According to data from AppFigures, Apple’s App Store is in decline while the Google Play Store remains on the rise. There’s a good bit of context to that, and data showing that developers may be picking their battles.
If you glance at the raw data, 2017 was the first year Apple’s App Store saw a retraction. In 2016, it had roughly 2.25 million apps available; in 2017, that number hovered at around 2 million.
The Google Play Store, by contrast, picked up about a million apps, growing to 3.6 million or so. Furthermore, AppFigures says only about 450,000 apps are cross-platform, leaving 1.6 million unique iOS apps and 3.2 million Android apps. In a broad scope, the Play Store is literally twice as big as the App Store.
Context is king, and AppFigures data shows non-native app development is cooling. A likely contributor is Apple and Google waging a shadow-war against non-native tools such as React Native, and drawing lines in the sand about APIs. AppFigures says 24 percent of iOS apps and 10 percent of Android apps are non-native. In 2016, those numbers were 32 percent and 27 percent, respectively, showing a sharp decline in non-native app development.
Some non-native tools are blessed by Apple and Google. Unity, a 3D game engine, is a de facto tool used by many developers. It’s in use by almost 31 percent of non-native apps, says AppFigures. We expect this percentage to grow quickly as augmented reality (AR) becomes more standard across mobile devices and in iOS and Android apps.
Away from gaming, it seems React Native isn’t a threat. It only accounts for 1.85 percent of non-native apps. Of the roughly two million non-native apps available across iOS and Android, only about 35,000 are React Native. A much larger issue is Cordova: just shy of 40 percent of non-native apps utilize its framework, or right around 750,000.

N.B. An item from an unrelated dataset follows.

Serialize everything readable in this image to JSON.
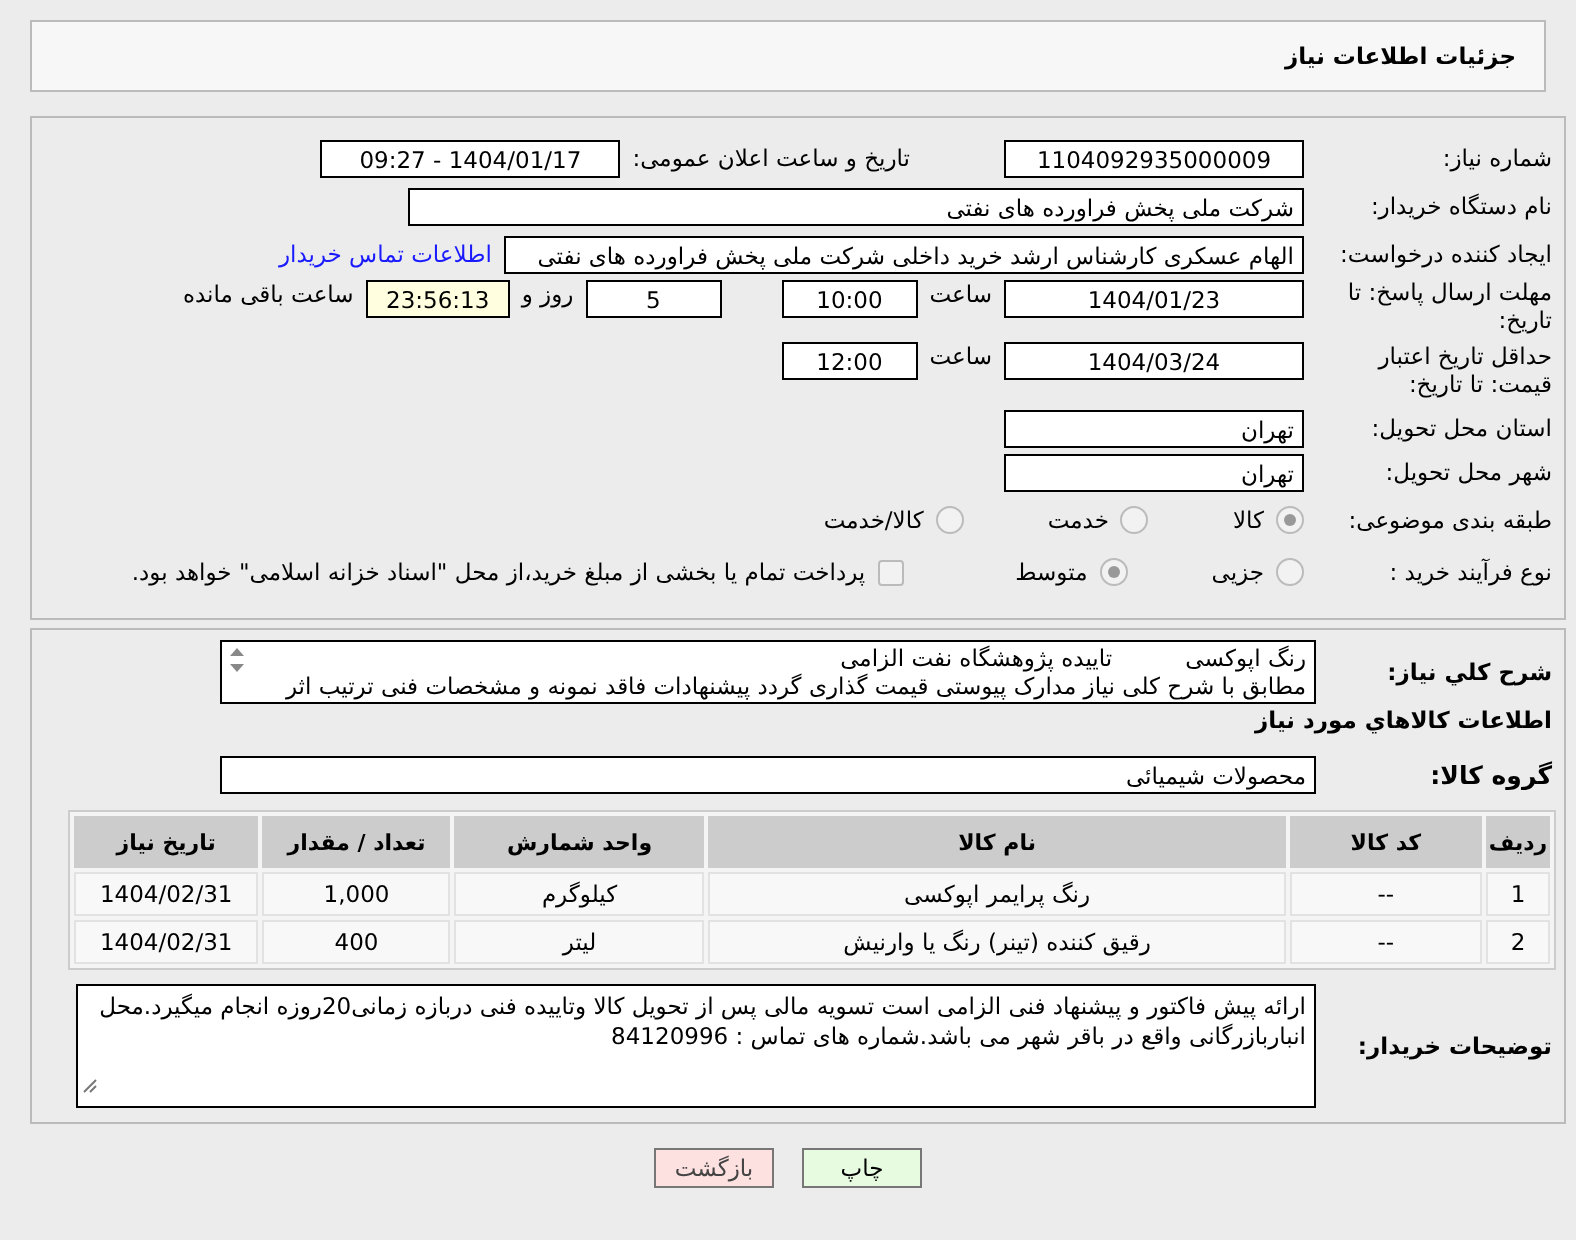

AppFigures also says iOS developers released far fewer apps in 2017:
Android developers kept busy, and in the last year alone released more than 1.5 million new apps. This is an increase of about 17 percent year over year, the largest jump since 2014. iOS developers on the other hand, took their time releasing just 755k new apps in 2017. That’s a big drop! 29 percent to be precise, the first drop since the App Store launched in 2008.

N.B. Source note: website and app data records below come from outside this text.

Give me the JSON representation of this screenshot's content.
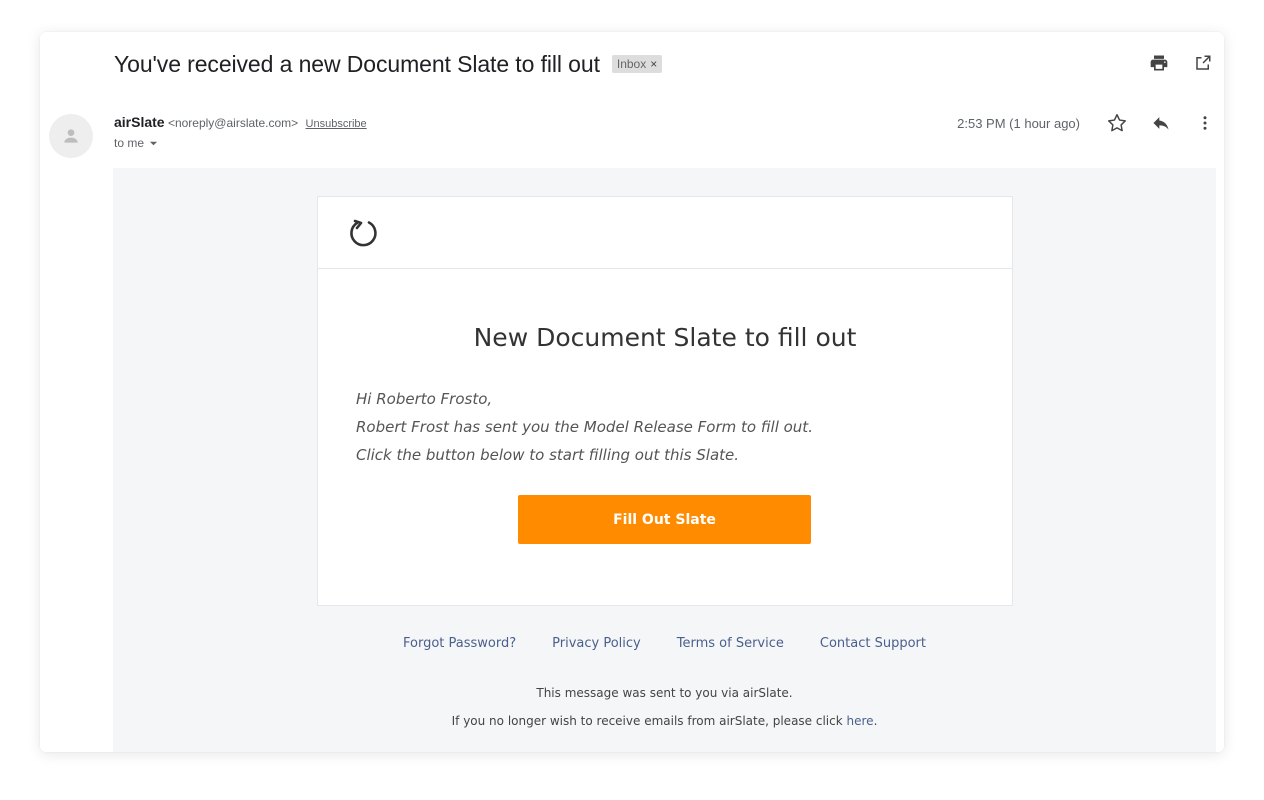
{
  "email": {
    "subject": "You've received a new Document Slate to fill out",
    "label": "Inbox",
    "label_close": "×",
    "sender_name": "airSlate",
    "sender_address": "<noreply@airslate.com>",
    "unsubscribe": "Unsubscribe",
    "recipient": "to me",
    "timestamp": "2:53 PM (1 hour ago)"
  },
  "icons": {
    "print": "print-icon",
    "open_new_window": "open-in-new-window-icon",
    "avatar": "person-icon",
    "star": "star-icon",
    "reply": "reply-icon",
    "more": "more-vertical-icon",
    "recipient_dropdown": "caret-down-icon",
    "brand_logo": "airslate-logo-icon"
  },
  "message": {
    "title": "New Document Slate to fill out",
    "greeting": "Hi Roberto Frosto,",
    "line_1": "Robert Frost has sent you the Model Release Form to fill out.",
    "line_2": "Click the button below to start filling out this Slate.",
    "button_label": "Fill Out Slate"
  },
  "footer": {
    "links": [
      "Forgot Password?",
      "Privacy Policy",
      "Terms of Service",
      "Contact Support"
    ],
    "note_1": "This message was sent to you via airSlate.",
    "note_2_prefix": "If you no longer wish to receive emails from airSlate, please click",
    "note_2_link": "here",
    "note_2_suffix": "."
  },
  "colors": {
    "button": "#ff8c00",
    "body_background": "#f5f6f8",
    "footer_link": "#4a5f8c"
  }
}
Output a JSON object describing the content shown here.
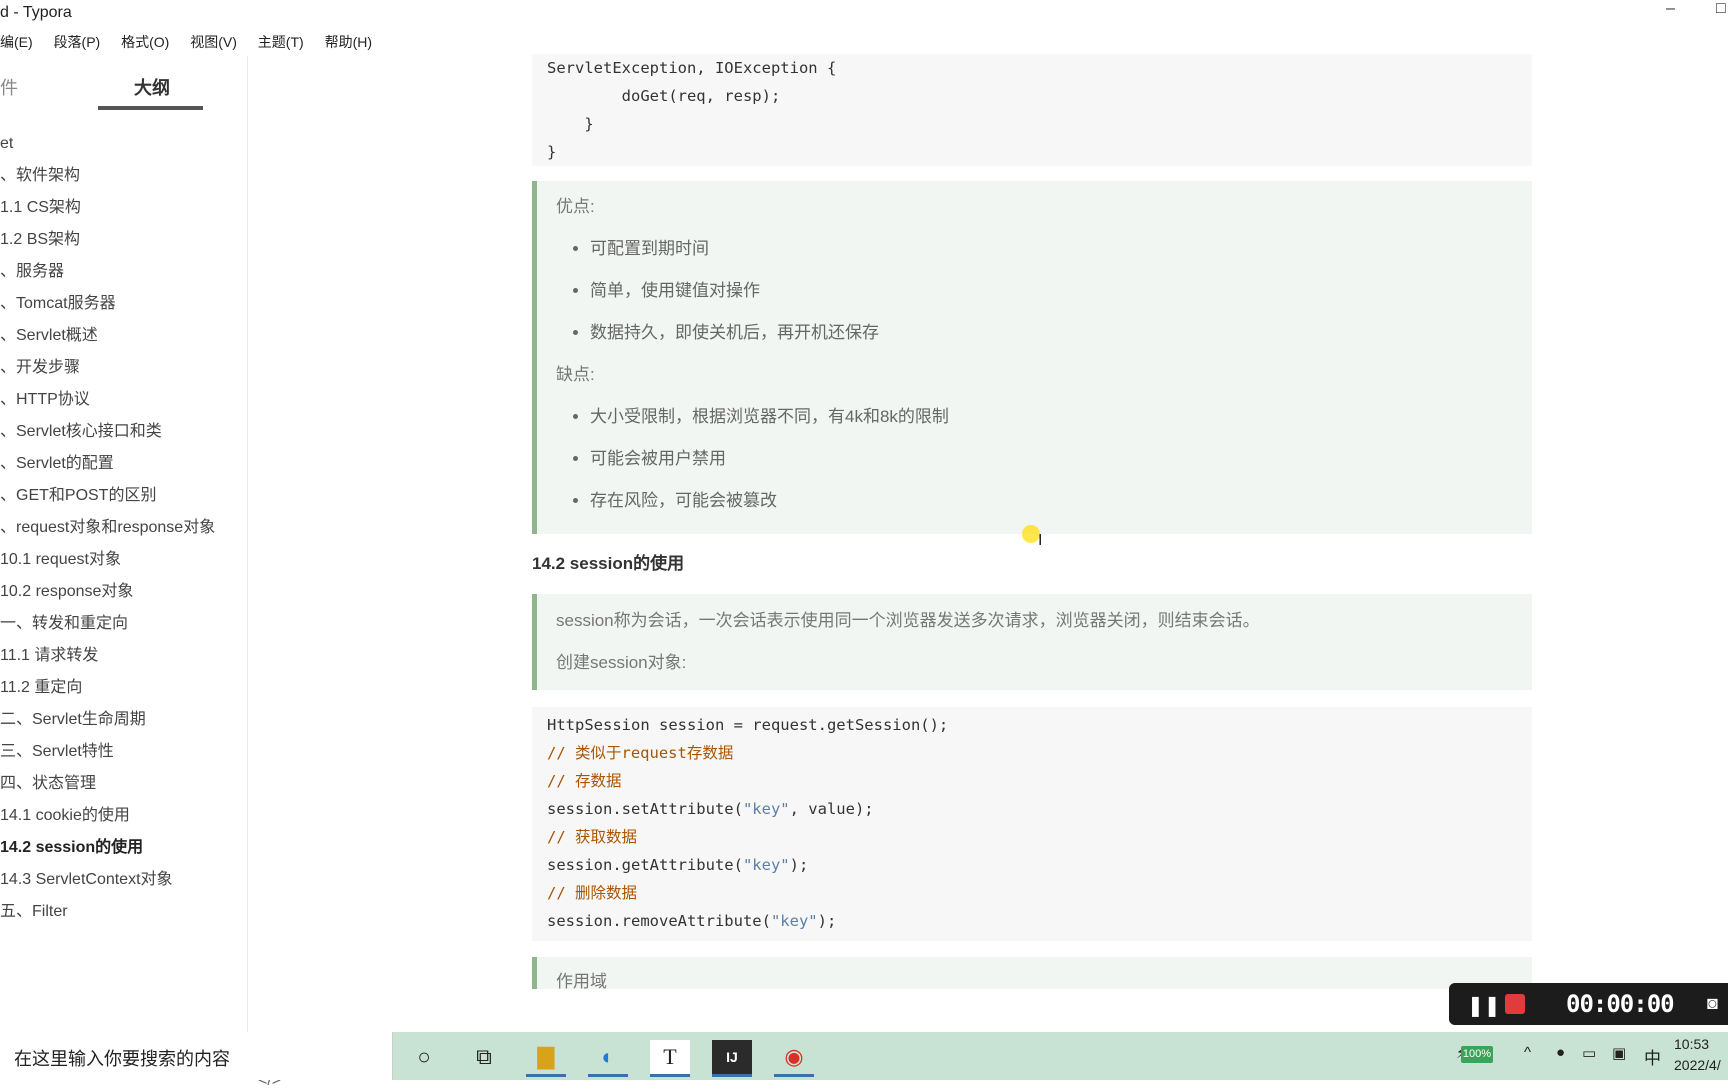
{
  "window": {
    "title": "d - Typora",
    "minimize": "–",
    "maximize": "□"
  },
  "menu": [
    "编(E)",
    "段落(P)",
    "格式(O)",
    "视图(V)",
    "主题(T)",
    "帮助(H)"
  ],
  "sidebar": {
    "tab_files": "件",
    "tab_outline": "大纲",
    "outline": [
      "et",
      "、软件架构",
      "1.1 CS架构",
      "1.2 BS架构",
      "、服务器",
      "、Tomcat服务器",
      "、Servlet概述",
      "、开发步骤",
      "、HTTP协议",
      "、Servlet核心接口和类",
      "、Servlet的配置",
      "、GET和POST的区别",
      "、request对象和response对象",
      "10.1 request对象",
      "10.2 response对象",
      "一、转发和重定向",
      "11.1 请求转发",
      "11.2 重定向",
      "二、Servlet生命周期",
      "三、Servlet特性",
      "四、状态管理",
      "14.1 cookie的使用",
      "14.2 session的使用",
      "14.3 ServletContext对象",
      "五、Filter"
    ],
    "active_index": 22,
    "foot_back": "<",
    "foot_source": "</>"
  },
  "doc": {
    "code1": [
      "ServletException, IOException {",
      "        doGet(req, resp);",
      "    }",
      "}"
    ],
    "pros_title": "优点:",
    "pros": [
      "可配置到期时间",
      "简单，使用键值对操作",
      "数据持久，即使关机后，再开机还保存"
    ],
    "cons_title": "缺点:",
    "cons": [
      "大小受限制，根据浏览器不同，有4k和8k的限制",
      "可能会被用户禁用",
      "存在风险，可能会被篡改"
    ],
    "heading": "14.2 session的使用",
    "session_desc": "session称为会话，一次会话表示使用同一个浏览器发送多次请求，浏览器关闭，则结束会话。",
    "session_create": "创建session对象:",
    "code2": [
      {
        "t": "plain",
        "s": "HttpSession session = request.getSession();"
      },
      {
        "t": "comment",
        "s": "// 类似于request存数据"
      },
      {
        "t": "comment",
        "s": "// 存数据"
      },
      {
        "t": "mixed",
        "a": "session.setAttribute(",
        "b": "\"key\"",
        "c": ", value);"
      },
      {
        "t": "comment",
        "s": "// 获取数据"
      },
      {
        "t": "mixed",
        "a": "session.getAttribute(",
        "b": "\"key\"",
        "c": ");"
      },
      {
        "t": "comment",
        "s": "// 删除数据"
      },
      {
        "t": "mixed",
        "a": "session.removeAttribute(",
        "b": "\"key\"",
        "c": ");"
      }
    ],
    "next_quote_partial": "作用域"
  },
  "recorder": {
    "time": "00:00:00"
  },
  "taskbar": {
    "search_placeholder": "在这里输入你要搜索的内容",
    "battery": "100%",
    "ime": "中",
    "time": "10:53",
    "date": "2022/4/"
  }
}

In terms of app porting, iOS apps are turned into Android apps far more frequently than Android apps are coming to the App Store. We should also point out AppFigures data highlights new apps that are actually published; it’s very possible Apple is turning away more apps, which is causing this downturn.
But quality matters more than quantity – and iOS still brings more revenue than Android. If AR kicks the platform wars into a new era, it’ll be interesting to see if that remains the case.